In 1997, management guru Tom Peters wrote an article called “The Brand Called You”. Some of us would have been too young to read it then, but its lessons ring as true today, as they did back then.
Peters’ thesis argument is that individuals can apply the lessons that big brands such as Nike and Starbucks use to make themselves stand out. “Everyone has a chance to learn, improve, and build up their skills. Everyone has a chance to be a brand worthy of remark”, he said.
According to Peters, creating Brand You starts with you identifying what makes you distinctive or noteworthy. In an office environment, “Do you deliver your work on time, every time? Do your customers gets dependable, reliable service? Do you anticipate and solve problems before they become crises? Do you always complete your projects within the allotted budget?
Peters says that if you’re going to be a brand then you must focus on what you do that adds value, and that you can unashamedly take credit for and then sell that. You too can wield the profound brand power of Oprah or the late Steve Jobs. However, doing this involves figuring out what makes you remarkable, exuding this ‘remarkability’ in everything you do, and pro-actively nurturing that remarkable impression of yourself.
Selling is about putting yourself on the spotlight. Let your colleagues and people in your life see what you’re good at. It’s no good keeping all that awesomeness to yourself!
Peters recommends taking on freelance projects to meet new people and hone your skills further. This could take the form of writing a column if you’re good at writing, speaking at community panels if you’re a good speaker or getting a column in the local paper if you’re good at writing.Of course, these are just examples that you can tweak to apply to your particular situation.
Being Brand You doesn’t end when you’re giving a talk or writing a column. It’s also not about learning to be a flawless ‘schmoozer’. Each act of yours has a multiplier effect so it’s important to watch the way you handle phone conversations, and email interactions.
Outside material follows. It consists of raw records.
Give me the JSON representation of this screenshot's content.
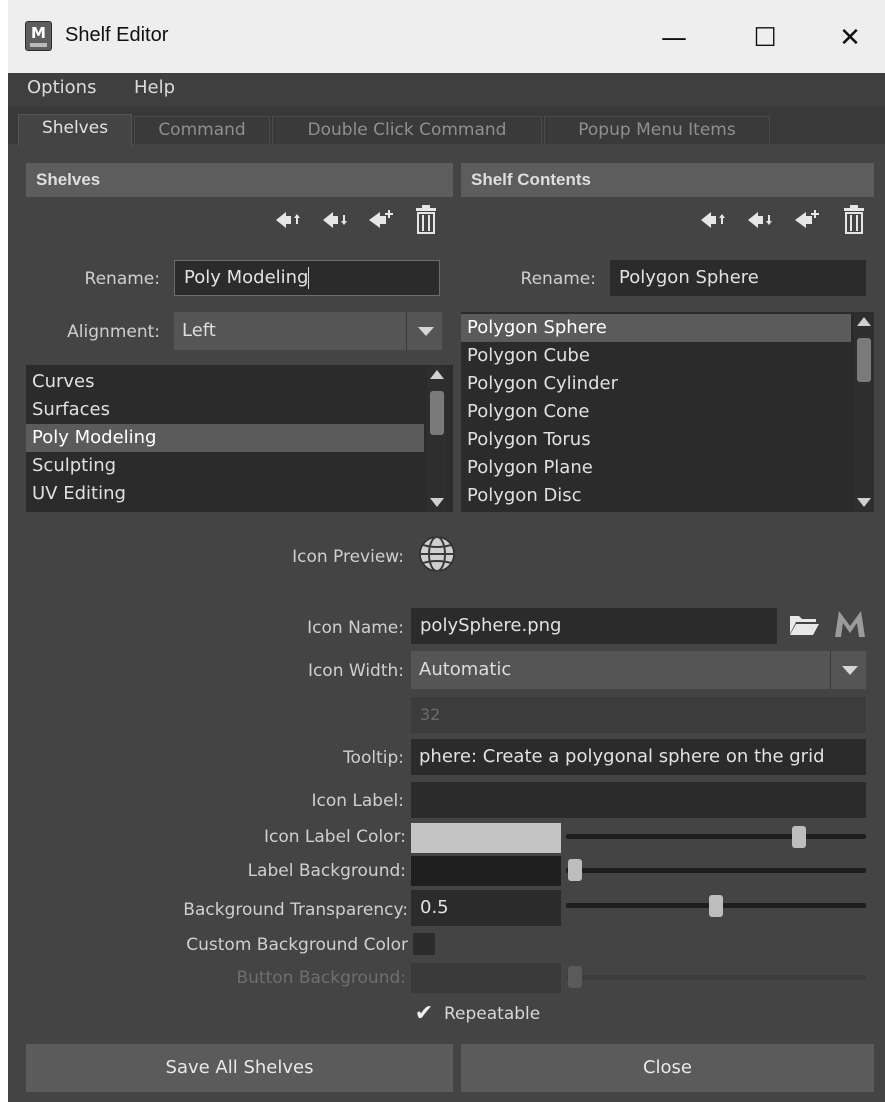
{
  "window": {
    "title": "Shelf Editor",
    "app_icon_letter": "M",
    "minimize_glyph": "—",
    "maximize_glyph": "☐",
    "close_glyph": "✕"
  },
  "menubar": {
    "items": [
      "Options",
      "Help"
    ]
  },
  "tabs": [
    {
      "label": "Shelves",
      "active": true
    },
    {
      "label": "Command",
      "active": false
    },
    {
      "label": "Double Click Command",
      "active": false
    },
    {
      "label": "Popup Menu Items",
      "active": false
    }
  ],
  "shelves_panel": {
    "header": "Shelves",
    "rename_label": "Rename:",
    "rename_value": "Poly Modeling",
    "alignment_label": "Alignment:",
    "alignment_value": "Left",
    "items": [
      "Curves",
      "Surfaces",
      "Poly Modeling",
      "Sculpting",
      "UV Editing"
    ],
    "selected_index": 2
  },
  "contents_panel": {
    "header": "Shelf Contents",
    "rename_label": "Rename:",
    "rename_value": "Polygon Sphere",
    "items": [
      "Polygon Sphere",
      "Polygon Cube",
      "Polygon Cylinder",
      "Polygon Cone",
      "Polygon Torus",
      "Polygon Plane",
      "Polygon Disc"
    ],
    "selected_index": 0
  },
  "properties": {
    "icon_preview_label": "Icon Preview:",
    "icon_name_label": "Icon Name:",
    "icon_name_value": "polySphere.png",
    "icon_width_label": "Icon Width:",
    "icon_width_value": "Automatic",
    "icon_width_number": "32",
    "tooltip_label": "Tooltip:",
    "tooltip_value": "phere: Create a polygonal sphere on the grid",
    "icon_label_label": "Icon Label:",
    "icon_label_value": "",
    "icon_label_color_label": "Icon Label Color:",
    "icon_label_color": "#c4c4c4",
    "icon_label_color_slider": 0.79,
    "label_background_label": "Label Background:",
    "label_background_color": "#1f1f1f",
    "label_background_slider": 0.0,
    "bg_transparency_label": "Background Transparency:",
    "bg_transparency_value": "0.5",
    "bg_transparency_slider": 0.5,
    "custom_bg_label": "Custom Background Color",
    "custom_bg_checked": false,
    "button_bg_label": "Button Background:",
    "button_bg_slider": 0.0,
    "repeatable_label": "Repeatable",
    "repeatable_checked": true,
    "checkmark": "✔"
  },
  "buttons": {
    "save_all": "Save All Shelves",
    "close": "Close"
  },
  "colors": {
    "window_bg": "#444444",
    "field_bg": "#2b2b2b",
    "header_bg": "#5d5d5d",
    "selection_bg": "#5b5b5b",
    "button_bg": "#5b5b5b"
  }
}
These days even how you handle yourself on social media platforms count.
Peters thinks that word-of-mouth marketing is one of the most important branding vehicles and you wouldn’t want to someone’s secretary commenting that you were rude to them.
The final and most important points to building Brand You is incorporating the exercise into your life. Brand You becomes less of a task when it revolves around your passions and the things you value.
Gianpiero Petriglieri, an Associate Professor of Organisational Behaviour at INSEAD wrote an interesting article about Turning Your Career into a Work of Art. Petriglieri believes that success isn’t about making a living or becoming famous and acclaimed. It’s about unsettling the status quo. Cue Steve Jobs and Oprah.
He suggests finding “identity workspaces”. “These are groups or organizations where we can both acquire valuable expertise from others and also address fundamental questions with others. Identity workspaces are communities that help us discover who we are, where we belong, what we can do and how we are meant to do it. You might be able to do this at work, if not you can find other groups that can do this for you.”
To help you streamline your thinking in terms of values that matter to you and managing skills you build, Peters suggests resume management. “Instead of a static list of titles held and positions occupied, your marketing brochure brings to life the skills you’ve mastered, the projects you’ve delivered, the braggables you can take credit for. And like any good marketing brochure, yours needs constant updating to reflect the growth — breadth and depth — of brand You.”
Recommended reading: How Will You Measure You Life by Clayton Christensen